Q: How much does a retainer cost?
A: Costs vary widely depending on the reputation of the lawyer and market conditions.
Q:What is your hourly rate?
A: We are willing to work on a flexible fee arrangement including fixed fees or even a contingency fee if the defendant is financially strong. Our hourly rates are between $150 and $400 depending on staff member involved and the expertise needed. More…
Q: What is “fraud?”
A. Fraud is the technical term for a legal cause of action that is difficult to prove because it has nine elements. More information on the definition of fraud.
Q: I was cheated. Should I sue for fraud?
A. Usually there is another cause of action available that is easier to prove. Consumer protection and securities fraud cases have fewer elements to prove which have been defined by statute. More information on fraud litigation
Q: What types of fee arrangements are available at Tollefsen Law?
A. While hourly fees are the usual arrangement, Tollefsen Law offers fixed fees, contingency fees, and hybrid fee arrangements for the appropriate situation.
Q: Why does Tollefsen Law charge a minimum fee?
A. TL receives frequent requests for a short meeting with an attorney. It is often not cost effective to have a short meeting with a new client that will not have further work for the firm. In order to meet the demand for small case consultations, new clients (those not established in our database) are charged a minimum retainer of $500. The first $175 goes to the file setup fee. It includes a conflict check and set up of the electronic file in our database. The remaining $325 is applied to future invoices. The $500 is earned on receipt so the firm does not have the cost of maintaining trust account records on small client files. After a client is established in our database, future work (whether related to the initial matter or not) does not require a minimum fee or file setup fee.
Q: How does Tollefsen Law determine whether to accept a contingency fee case?

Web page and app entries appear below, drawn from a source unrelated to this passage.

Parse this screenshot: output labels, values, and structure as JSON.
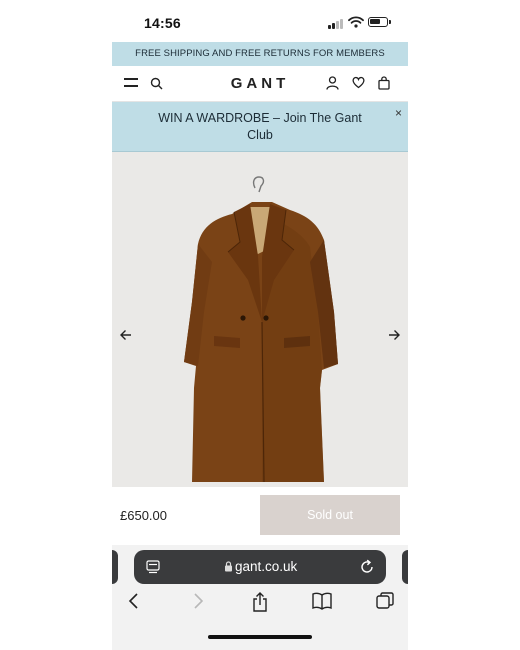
{
  "status_bar": {
    "time": "14:56"
  },
  "banner": {
    "text": "FREE SHIPPING AND FREE RETURNS FOR MEMBERS"
  },
  "nav": {
    "logo": "GANT"
  },
  "promo": {
    "text": "WIN A WARDROBE – Join The Gant Club",
    "close": "×"
  },
  "product": {
    "price": "£650.00",
    "button": "Sold out"
  },
  "browser": {
    "url": "gant.co.uk"
  },
  "colors": {
    "banner": "#bfdde6",
    "coat": "#7a4316",
    "sold_out": "#d9d2ce",
    "url_bar": "#3a3b3d"
  },
  "icons": [
    "menu-icon",
    "search-icon",
    "user-icon",
    "heart-icon",
    "bag-icon",
    "close-icon",
    "arrow-left-icon",
    "arrow-right-icon",
    "tabs-overview-icon",
    "lock-icon",
    "reload-icon",
    "back-icon",
    "forward-icon",
    "share-icon",
    "bookmarks-icon",
    "tabs-icon"
  ]
}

A. We receive many telephone calls and emails from prospective clients each week seeking legal representation on a contingency fee basis. Most callers do not understand the economics of contingent payment. To take a contingency fee case, the law firm is agreeing to forego an hourly fee case. Therefore the contingency fee case must offer the possibility of compensation in excess of the normal hourly rate, unless there are other compelling circumstances. Cases typically take one to four years to resolve. The cost to the law firm taking the case is often over $100,000. Before investing a significant sum in a contingency fee case, the law firm needs to be assured the defendants have the unquestioned ability to pay any judgment. For example, the perpetrators of financial fraud schemes usually do not have assets or have hidden them. Unless there is another “deep pocket” with potential liability, there is no real remedy for the wrong. TL accepts a limited number of contingency fee cases. For various reasons, we turn down over 90% of contingency fee requests.
Generally we consider all the following factors when deciding whether to take a contingency fee case. If the answer is “yes” to any of the following questions, TL will probably not take your case on a contingency fee basis unless there is a public interest or unusually compelling factor.

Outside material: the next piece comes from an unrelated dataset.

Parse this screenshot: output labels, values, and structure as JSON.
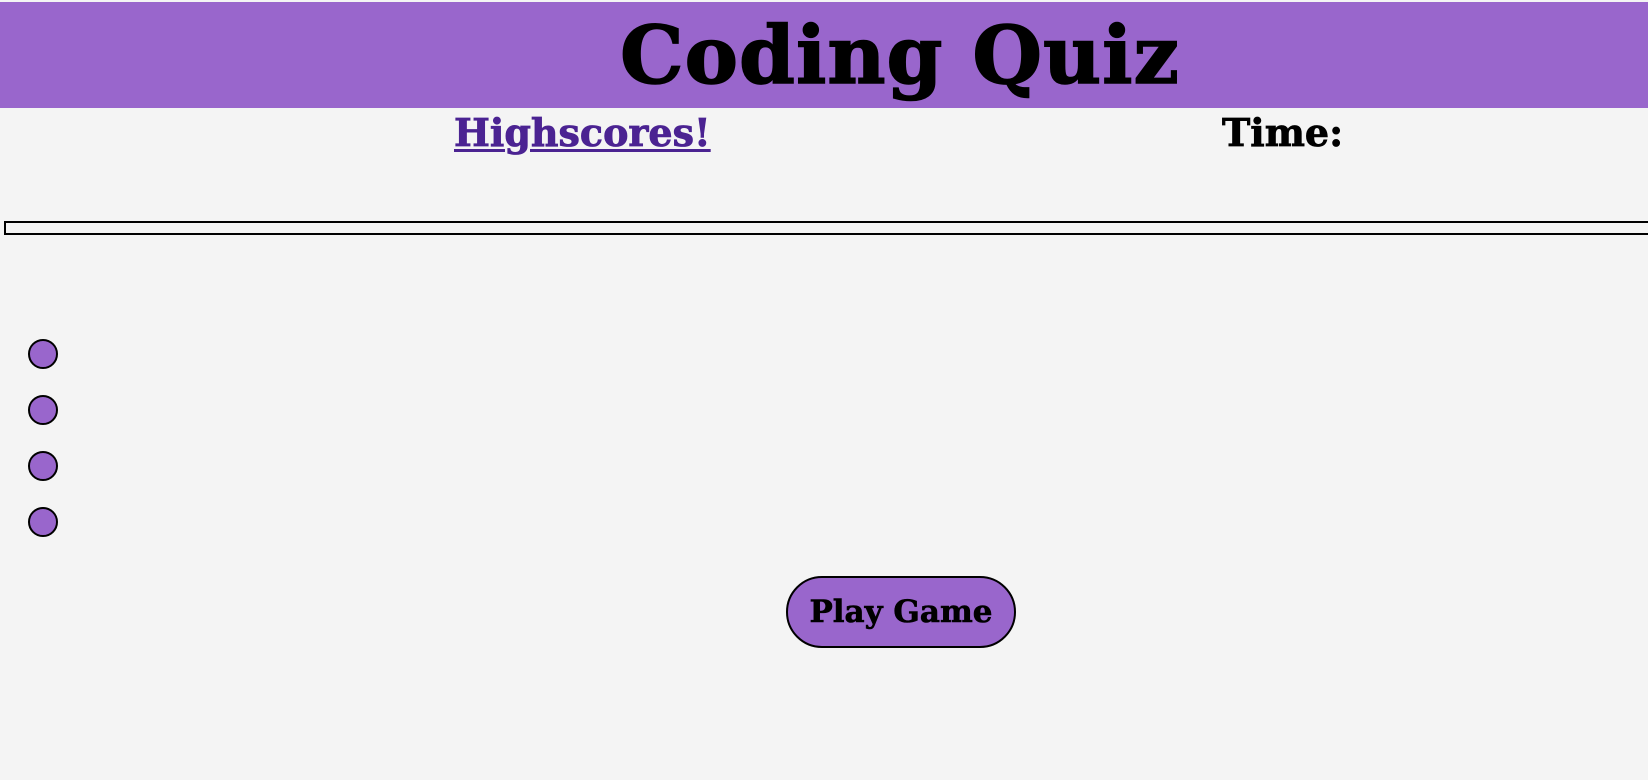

Is there a risk that the defendant(s) will not pay a judgment?
Are the damages likely to be less than $200,000?
Has the statute of limitations expired?
Is it a type of case that TL does not normally handle?
Q: Why does Tollefsen Law not offer free consultation?
A. Prospective new clients often request free initial consultations. If we agreed, we would need a full-time attorney just to take initial consultations. Also, because of the experience level of our attorneys, many clients would receive the answer they are seeking in the initial meeting. This is unfair to our attorneys who have engaged in a lifetime of study of law to make their living. Even if we resolved the case in the initial consultation, we would need to establish a new client file, perform conflict checks, and make records of the facts of the case and the advice given.